A bit of Background
Coinbase is the largest public exchange in the cryptocurrency space with revenues reaching over $1B in 2017, and has quickly become a household name to many in the community. Despite their humble origins as a simple website to buy Bitcoin, they’ve recently begun investing heavily in technology development and mass-adoption oriented products.
Coinbase CEO Brian Armstrong appeared today not unlike Haley’s Comet on the third day of Tech Crunch to profess the long term prospects of cryptocurrency. On the question of whether all the buzz that cryptoassets have received from the mainstream media has affected price volatility, Armstrong quoted user growth numbers and referenced the learning experience he’s had with building the company so fast to meet demands. He went on to say that the industry is only in it’s infancy, and spoke at length about the excitement of working in such an early stage business.
“We’re only 1% of the way there – only 40 Million people have crypto, but I believe we can get to 10% within 5 years.”
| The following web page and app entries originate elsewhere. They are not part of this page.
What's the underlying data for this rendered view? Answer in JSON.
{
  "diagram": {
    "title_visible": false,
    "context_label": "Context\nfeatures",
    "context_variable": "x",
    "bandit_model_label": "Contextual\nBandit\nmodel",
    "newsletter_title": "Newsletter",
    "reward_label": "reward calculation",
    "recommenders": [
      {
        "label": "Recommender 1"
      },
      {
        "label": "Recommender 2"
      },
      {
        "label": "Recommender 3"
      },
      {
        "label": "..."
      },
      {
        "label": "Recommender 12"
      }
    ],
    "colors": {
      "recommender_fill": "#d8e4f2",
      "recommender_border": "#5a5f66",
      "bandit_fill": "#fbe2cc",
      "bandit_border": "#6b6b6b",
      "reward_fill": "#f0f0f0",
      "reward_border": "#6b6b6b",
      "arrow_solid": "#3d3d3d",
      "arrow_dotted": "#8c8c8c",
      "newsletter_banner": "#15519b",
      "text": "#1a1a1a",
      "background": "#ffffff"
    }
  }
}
As the interview continued, he went on to describe the complications of developing such a complex company in uncharted territory. In particular, he cited that the typical Move Fast and Break Things mentality of most Silicon Valley firms simply does not work in the crypto space because they’re dealing with people’s money, and not just their social life. Coinbase has recently acquired a broker-dealer organization Keystone Capitol in order to streamline regulatory compliance as more and more cryptoassets are classified as securities by the SEC. Speaking on the future of Coinbase’s token inventory, Armstrong seemed optimistic on the prospects of the industry and the development of a wider range of cryptoassets.
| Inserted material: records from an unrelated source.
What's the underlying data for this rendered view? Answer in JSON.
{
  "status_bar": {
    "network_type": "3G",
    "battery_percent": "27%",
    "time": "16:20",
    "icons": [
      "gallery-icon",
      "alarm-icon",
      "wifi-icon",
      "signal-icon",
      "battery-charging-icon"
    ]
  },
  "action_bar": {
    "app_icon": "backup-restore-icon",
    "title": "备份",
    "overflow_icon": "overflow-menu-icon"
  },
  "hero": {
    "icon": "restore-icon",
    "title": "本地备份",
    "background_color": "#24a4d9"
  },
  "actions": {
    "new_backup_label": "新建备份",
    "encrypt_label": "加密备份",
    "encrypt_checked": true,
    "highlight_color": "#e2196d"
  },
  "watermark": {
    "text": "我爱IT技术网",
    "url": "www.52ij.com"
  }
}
“I think there’s going to be hundreds [of tokens] on the platform within years, and millions eventually – we’re hoping to build a platform that is the best solution for any business hoping to issue a native token or currency”
Armstrong closed by saying “Web3 will be about transmitting value on the internet” and that he sees Coinbase as the key to creating an open financial solution for the world. On going public, the founder indicated that Coinbase has no need to do so, but nonetheless plans to continue to operate with the same level of strict financial management while maintaining high growth.
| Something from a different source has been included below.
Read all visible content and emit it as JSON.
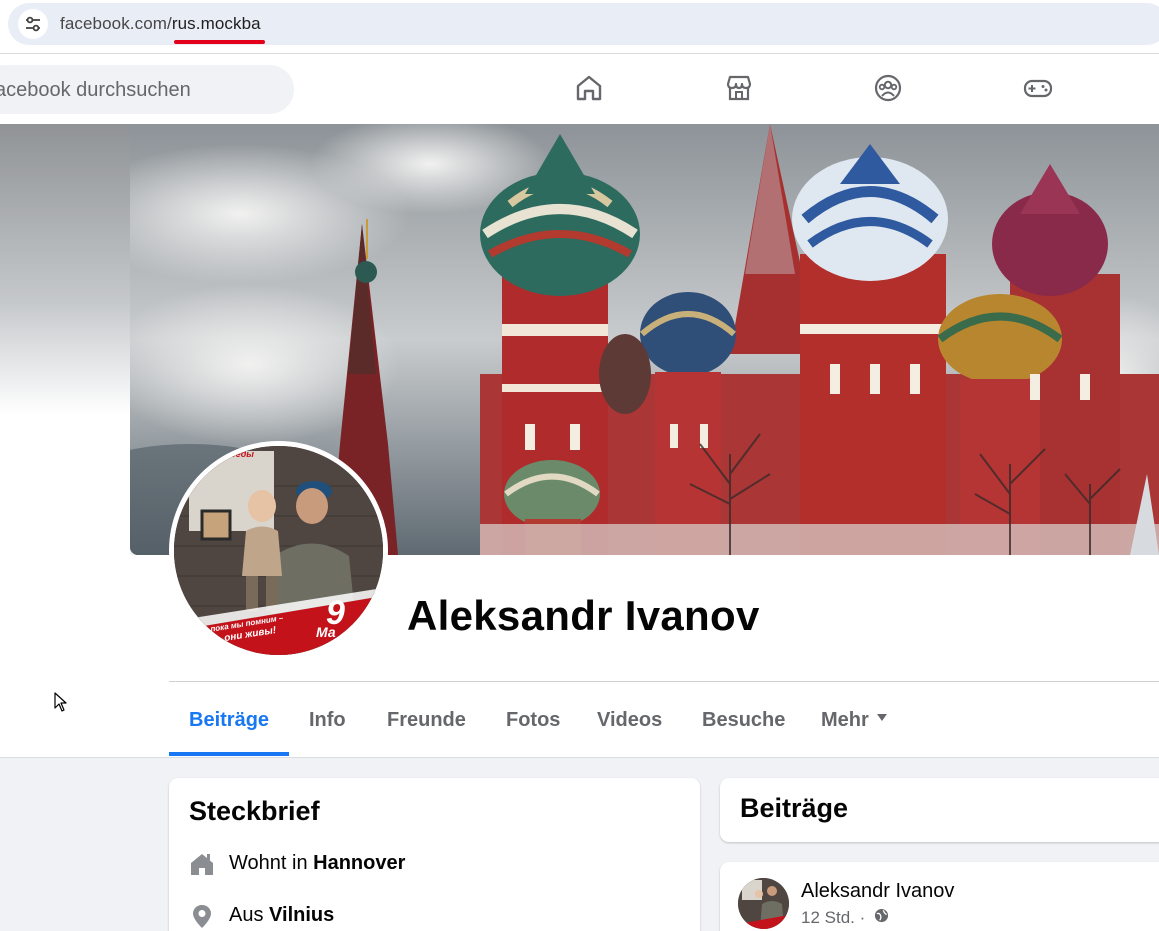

So the founder of a large company in the space is bullish about the industry – why should we take his advice? Despite the obvious concerns of many about the space, Armstrong’s vision of hundreds or thousands of tokens is not entirely unfounded. In the image of web3 as a network of trust online, there is room for a wide range of cryptoassets supporting various micro-economies, and the key to their interaction will be exchanges like Coinbase. As Ben Horowitz noted yesterday, the only thing holding the space back is user culture, and Coinbase’s wallet technology which runs in the browser could be the key to opening up that side of the industry.